#### [What the exercise asks]
Please state how many lines of the data below contain the word "icon", offering nothing besides the number.

#### [Records for the task]
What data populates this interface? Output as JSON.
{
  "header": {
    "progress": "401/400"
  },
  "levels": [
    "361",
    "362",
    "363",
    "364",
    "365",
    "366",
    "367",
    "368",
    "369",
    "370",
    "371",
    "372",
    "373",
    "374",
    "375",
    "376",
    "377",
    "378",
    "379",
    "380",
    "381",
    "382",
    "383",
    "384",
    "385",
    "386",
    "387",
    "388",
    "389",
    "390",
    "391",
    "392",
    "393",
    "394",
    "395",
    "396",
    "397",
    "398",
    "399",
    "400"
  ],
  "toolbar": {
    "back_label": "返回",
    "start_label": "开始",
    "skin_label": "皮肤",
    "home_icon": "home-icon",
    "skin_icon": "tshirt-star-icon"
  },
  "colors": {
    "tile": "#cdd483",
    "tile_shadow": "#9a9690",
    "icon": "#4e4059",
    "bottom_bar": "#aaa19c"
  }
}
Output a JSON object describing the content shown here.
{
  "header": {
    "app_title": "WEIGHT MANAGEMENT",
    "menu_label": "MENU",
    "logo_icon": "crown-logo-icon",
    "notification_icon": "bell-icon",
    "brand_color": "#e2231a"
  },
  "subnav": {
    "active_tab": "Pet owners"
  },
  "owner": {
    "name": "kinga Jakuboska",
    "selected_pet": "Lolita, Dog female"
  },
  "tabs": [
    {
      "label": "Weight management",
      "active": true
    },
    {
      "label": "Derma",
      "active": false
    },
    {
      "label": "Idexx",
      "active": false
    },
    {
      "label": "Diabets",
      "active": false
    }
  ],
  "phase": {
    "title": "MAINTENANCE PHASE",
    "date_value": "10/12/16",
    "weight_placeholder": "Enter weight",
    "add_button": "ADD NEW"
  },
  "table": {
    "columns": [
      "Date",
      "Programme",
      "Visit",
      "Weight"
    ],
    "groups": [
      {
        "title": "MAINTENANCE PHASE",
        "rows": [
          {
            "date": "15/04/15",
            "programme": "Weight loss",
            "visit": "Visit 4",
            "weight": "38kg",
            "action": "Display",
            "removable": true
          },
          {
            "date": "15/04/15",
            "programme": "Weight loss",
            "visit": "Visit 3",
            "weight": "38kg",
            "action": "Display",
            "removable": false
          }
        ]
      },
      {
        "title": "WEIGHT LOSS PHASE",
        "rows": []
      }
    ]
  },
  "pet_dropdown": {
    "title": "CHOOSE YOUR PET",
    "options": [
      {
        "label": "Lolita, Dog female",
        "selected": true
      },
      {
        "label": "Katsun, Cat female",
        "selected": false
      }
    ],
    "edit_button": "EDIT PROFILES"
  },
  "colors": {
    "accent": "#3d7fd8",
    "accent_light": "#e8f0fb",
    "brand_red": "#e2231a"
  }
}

#### [Reply to the task]
5